Special report: attack on America
Staff and agencies Friday September 21, 2001
French police today arrested a group of Islamist extremists suspected of planning terrorist attacks on American interests in France. An Algerian man under arrest in the United Arab Emirates is believed to have confessed to planning an attack on the US embassy in Paris and provided the names and addresses of co-conspirators.
At least one of the suspects had been in contact with the man and others had been under police surveillance since his arrest in July.
A French judicial source said yesterday that Djamel Begal had "more or less direct links" with the Bin Laden terrorist network. According to Le Monde, information provided by Begal since his detention in the UAE in July was passed on to Dutch, Belgian and French police who had verified that the threat to US interests in Europe was real.
The Metropolitan police commissioner, Sir John Stevens, yesterday said that Britain was the "next biggest target" after America since it was Washington's main ally.
German authorities are today looking for two further suspects in their investigation into possible associates of the terrorists who attacked New York and Washington.
Arrest warrants were issued for Ramzi Binalshibh, a Yemeni national, and Said Bahaji, a German of Moroccan origin. Both are suspected of plotting last week's attacks with three of the hijackers who lived in Hamburg.
They are being sought on charges of forming a terrorist organisation and at least 5,000 counts of murder. The men shared a flat with Mohamed Atta, who the FBI claims piloted the first plane into the World Trade Centre.
The FBI has also issued new warnings to its US regional offices to be on guard against future attacks. Authorities said there was no evidence of a direct threat but rather information that there could be more strikes.
Atlanta, Richmond, Virginia, and Boston last week received warnings from the FBI, but these were later withdrawn.
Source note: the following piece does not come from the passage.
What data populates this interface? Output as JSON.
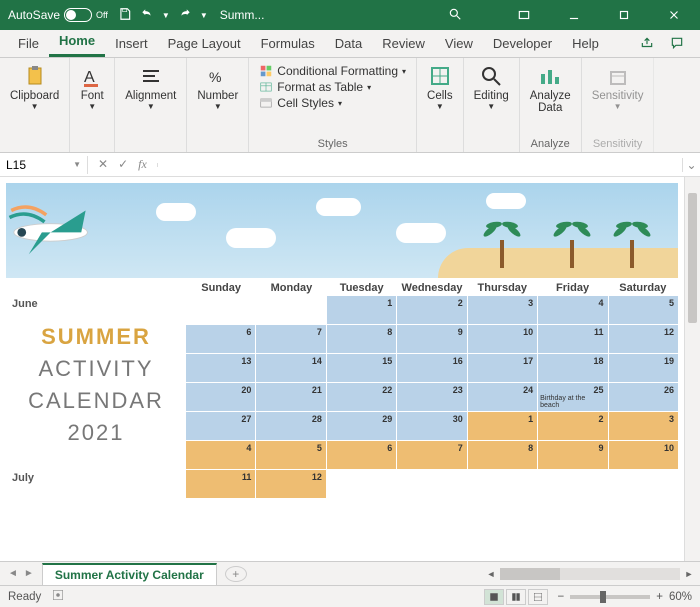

The American Water Works Association has issued warnings about a possible terrorist threat and the Federal Aviation Administration has issued a notice prohibiting flights in the immediate vicinity of any major sporting event.
-- Martin Thompson (email@example.com), September 21, 2001